**WHAT THE TASK REQUIRES**
Please output every entry below exactly as written, leaving out any pictures.

**GIVEN RECORDS**
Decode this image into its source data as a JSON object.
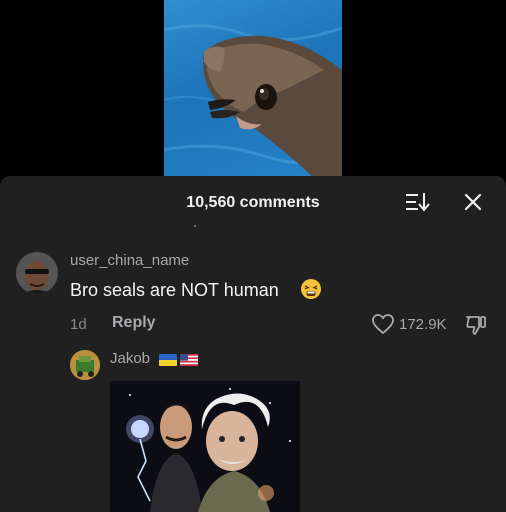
{
  "video": {
    "description_icon": "seal-video-frame"
  },
  "comments_panel": {
    "count_label": "10,560 comments",
    "icons": {
      "sort": "sort-icon",
      "close": "close-icon"
    }
  },
  "comment": {
    "username": "user_china_name",
    "text": "Bro seals are NOT human",
    "emoji": "tired-face-emoji",
    "time": "1d",
    "reply_label": "Reply",
    "like_count": "172.9K",
    "icons": {
      "like": "heart-icon",
      "dislike": "dislike-icon"
    }
  },
  "reply": {
    "username": "Jakob",
    "flags": [
      "ukraine-flag",
      "usa-flag"
    ]
  },
  "colors": {
    "sheet_bg": "#202021",
    "primary_text": "#f1f1f2",
    "secondary_text": "#a9a9ad",
    "muted_text": "#8a8a8e"
  }
}
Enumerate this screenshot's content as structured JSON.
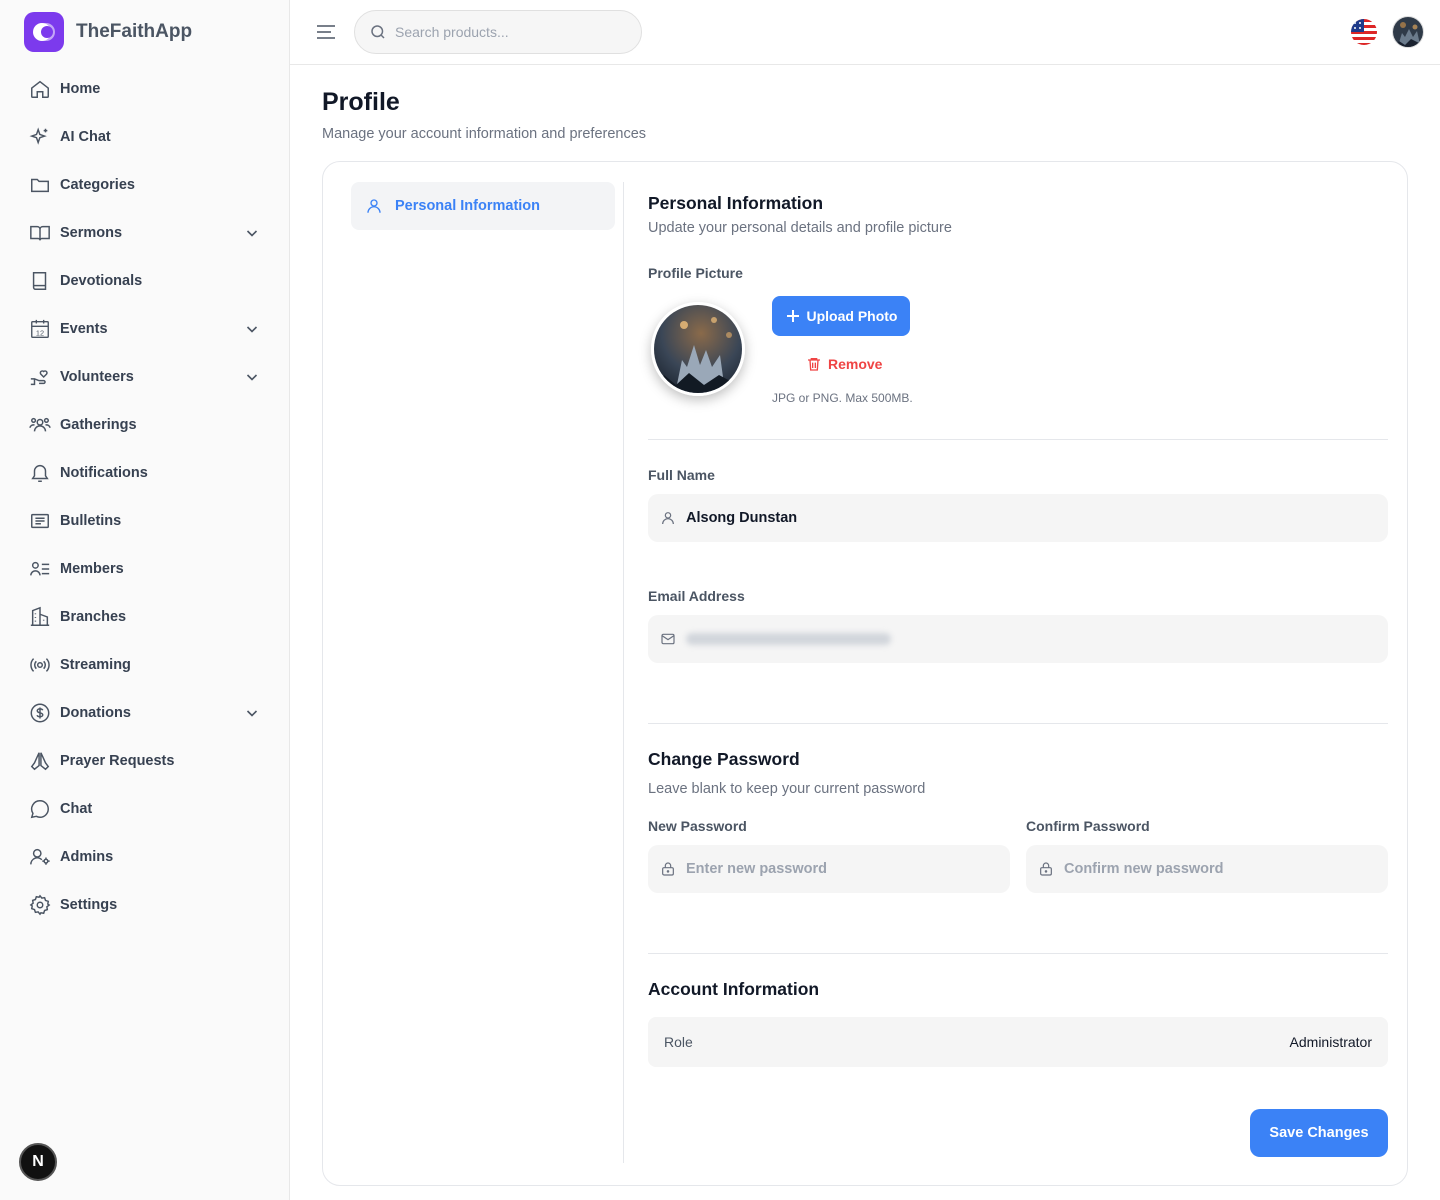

**ANSWER**
Decode this image into its source data as a JSON object.
{
  "video": {
    "description_icon": "seal-video-frame"
  },
  "comments_panel": {
    "count_label": "10,560 comments",
    "icons": {
      "sort": "sort-icon",
      "close": "close-icon"
    }
  },
  "comment": {
    "username": "user_china_name",
    "text": "Bro seals are NOT human",
    "emoji": "tired-face-emoji",
    "time": "1d",
    "reply_label": "Reply",
    "like_count": "172.9K",
    "icons": {
      "like": "heart-icon",
      "dislike": "dislike-icon"
    }
  },
  "reply": {
    "username": "Jakob",
    "flags": [
      "ukraine-flag",
      "usa-flag"
    ]
  },
  "colors": {
    "sheet_bg": "#202021",
    "primary_text": "#f1f1f2",
    "secondary_text": "#a9a9ad",
    "muted_text": "#8a8a8e"
  }
}
Enumerate this screenshot's content as structured JSON.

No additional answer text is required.